- **Task statement**:
What you return should match the entries below exactly, only without the images.

##### Excerpted records

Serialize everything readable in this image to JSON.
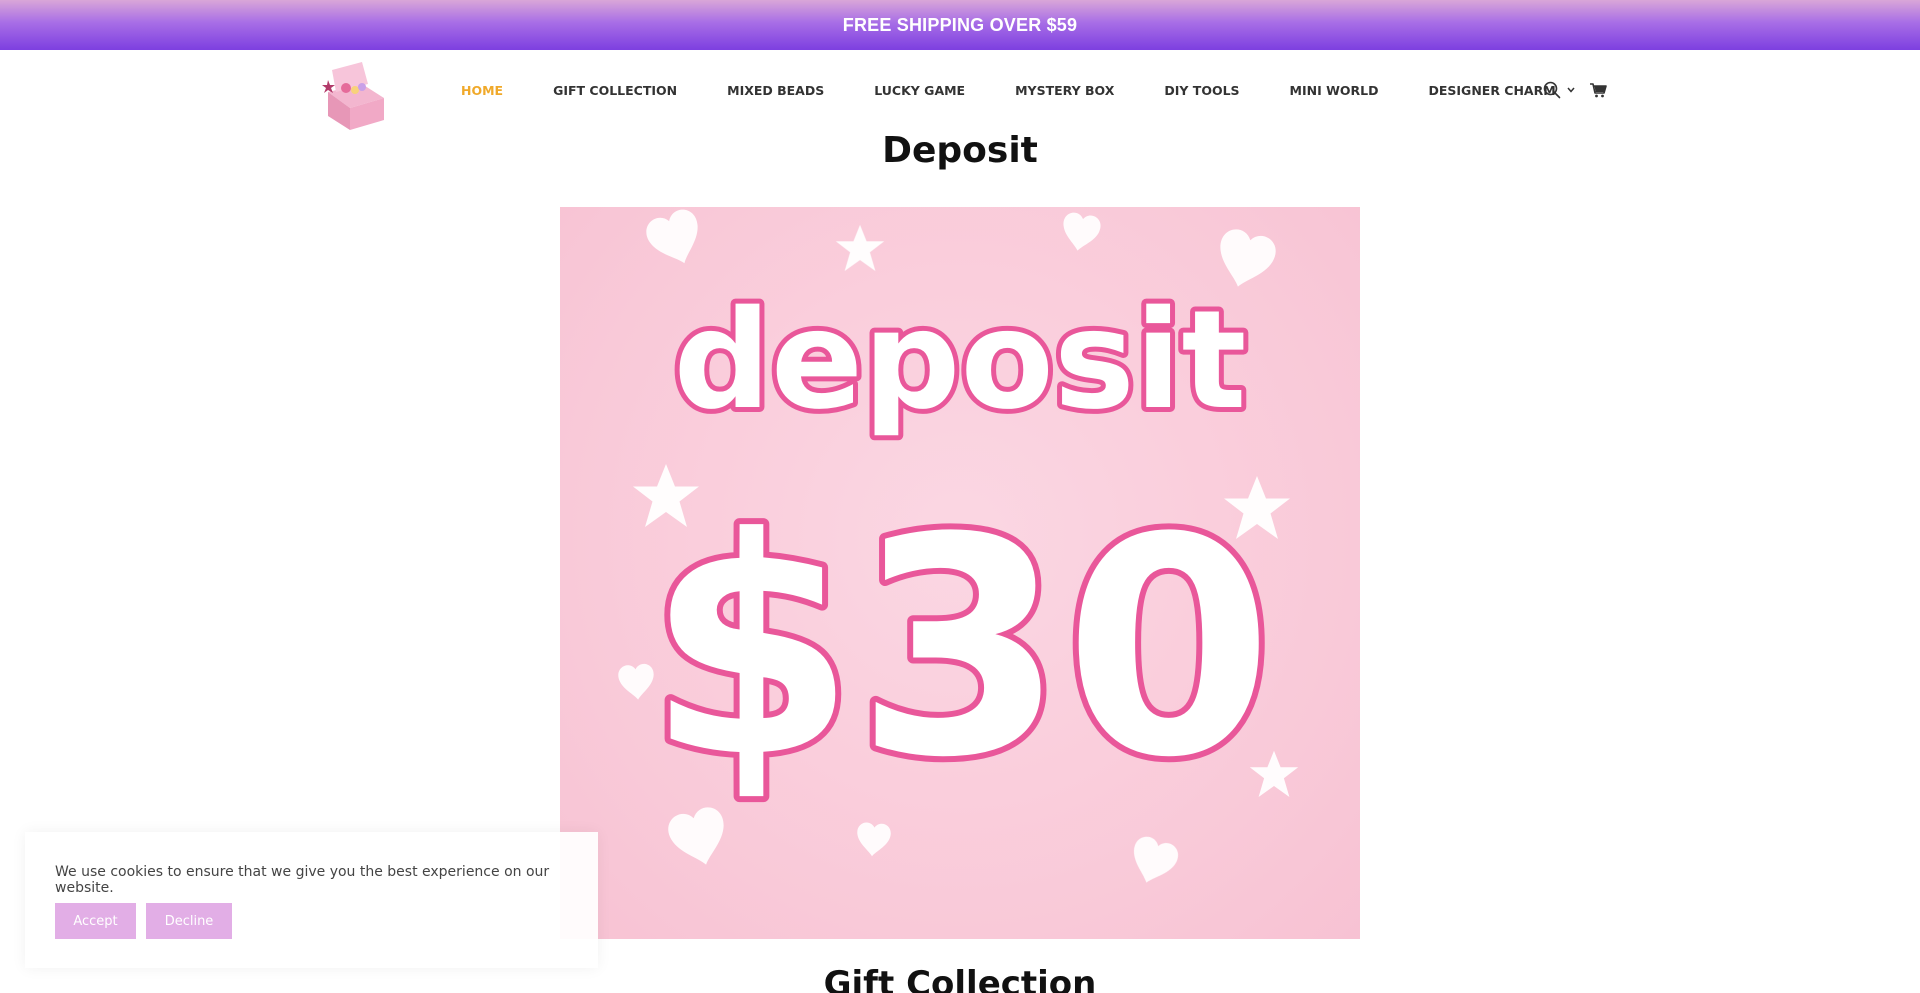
{
  "announcement": {
    "text": "FREE SHIPPING OVER $59"
  },
  "nav": {
    "items": [
      {
        "label": "HOME",
        "active": true
      },
      {
        "label": "GIFT COLLECTION"
      },
      {
        "label": "MIXED BEADS"
      },
      {
        "label": "LUCKY GAME"
      },
      {
        "label": "MYSTERY BOX"
      },
      {
        "label": "DIY TOOLS"
      },
      {
        "label": "MINI WORLD"
      },
      {
        "label": "DESIGNER CHARM",
        "has_dropdown": true
      }
    ],
    "active_color": "#f0a92a"
  },
  "header_icons": [
    "search-icon",
    "cart-icon"
  ],
  "page": {
    "title": "Deposit"
  },
  "hero": {
    "line1": "deposit",
    "line2": "$30",
    "bg_color": "#f9c9d8",
    "outline_color": "#e9579a"
  },
  "next_section": {
    "title": "Gift Collection"
  },
  "cookie": {
    "message": "We use cookies to ensure that we give you the best experience on our website.",
    "accept_label": "Accept",
    "decline_label": "Decline",
    "button_color": "#e2aee6"
  }
}
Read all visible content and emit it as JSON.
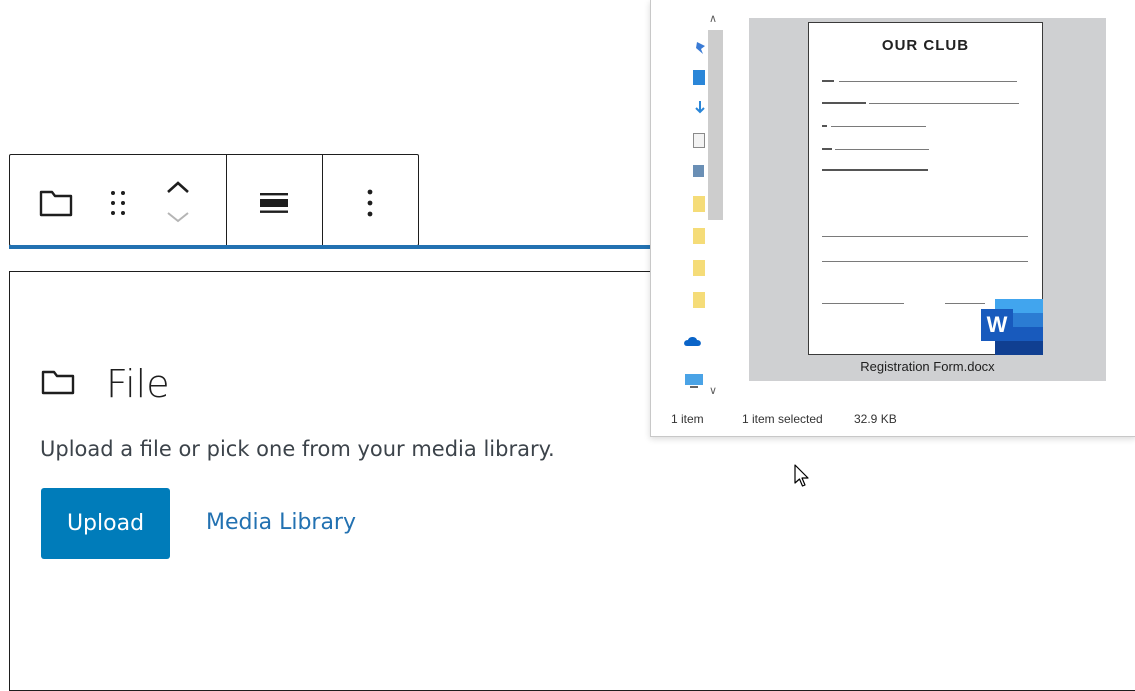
{
  "toolbar": {
    "block_type_icon": "folder-icon",
    "drag_icon": "drag-handle-icon",
    "move_up_icon": "chevron-up-icon",
    "move_down_icon": "chevron-down-icon",
    "align_icon": "align-none-icon",
    "options_icon": "more-vertical-icon"
  },
  "file_block": {
    "icon": "folder-icon",
    "title": "File",
    "instructions": "Upload a file or pick one from your media library.",
    "upload_label": "Upload",
    "media_library_label": "Media Library"
  },
  "explorer": {
    "preview": {
      "document_title": "OUR CLUB"
    },
    "file_name": "Registration Form.docx",
    "status": {
      "item_count": "1 item",
      "selected": "1 item selected",
      "size": "32.9 KB"
    }
  },
  "colors": {
    "accent": "#007cba",
    "link": "#2271b1",
    "word_blue": "#185abd"
  }
}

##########

- **Exercise response**:
Serialize everything readable in this image to JSON.
{
  "announcement": {
    "text": "FREE SHIPPING OVER $59"
  },
  "nav": {
    "items": [
      {
        "label": "HOME",
        "active": true
      },
      {
        "label": "GIFT COLLECTION"
      },
      {
        "label": "MIXED BEADS"
      },
      {
        "label": "LUCKY GAME"
      },
      {
        "label": "MYSTERY BOX"
      },
      {
        "label": "DIY TOOLS"
      },
      {
        "label": "MINI WORLD"
      },
      {
        "label": "DESIGNER CHARM",
        "has_dropdown": true
      }
    ],
    "active_color": "#f0a92a"
  },
  "header_icons": [
    "search-icon",
    "cart-icon"
  ],
  "page": {
    "title": "Deposit"
  },
  "hero": {
    "line1": "deposit",
    "line2": "$30",
    "bg_color": "#f9c9d8",
    "outline_color": "#e9579a"
  },
  "next_section": {
    "title": "Gift Collection"
  },
  "cookie": {
    "message": "We use cookies to ensure that we give you the best experience on our website.",
    "accept_label": "Accept",
    "decline_label": "Decline",
    "button_color": "#e2aee6"
  }
}
Read all visible content and emit it as JSON.
{
  "toolbar": {
    "block_type_icon": "folder-icon",
    "drag_icon": "drag-handle-icon",
    "move_up_icon": "chevron-up-icon",
    "move_down_icon": "chevron-down-icon",
    "align_icon": "align-none-icon",
    "options_icon": "more-vertical-icon"
  },
  "file_block": {
    "icon": "folder-icon",
    "title": "File",
    "instructions": "Upload a file or pick one from your media library.",
    "upload_label": "Upload",
    "media_library_label": "Media Library"
  },
  "explorer": {
    "preview": {
      "document_title": "OUR CLUB"
    },
    "file_name": "Registration Form.docx",
    "status": {
      "item_count": "1 item",
      "selected": "1 item selected",
      "size": "32.9 KB"
    }
  },
  "colors": {
    "accent": "#007cba",
    "link": "#2271b1",
    "word_blue": "#185abd"
  }
}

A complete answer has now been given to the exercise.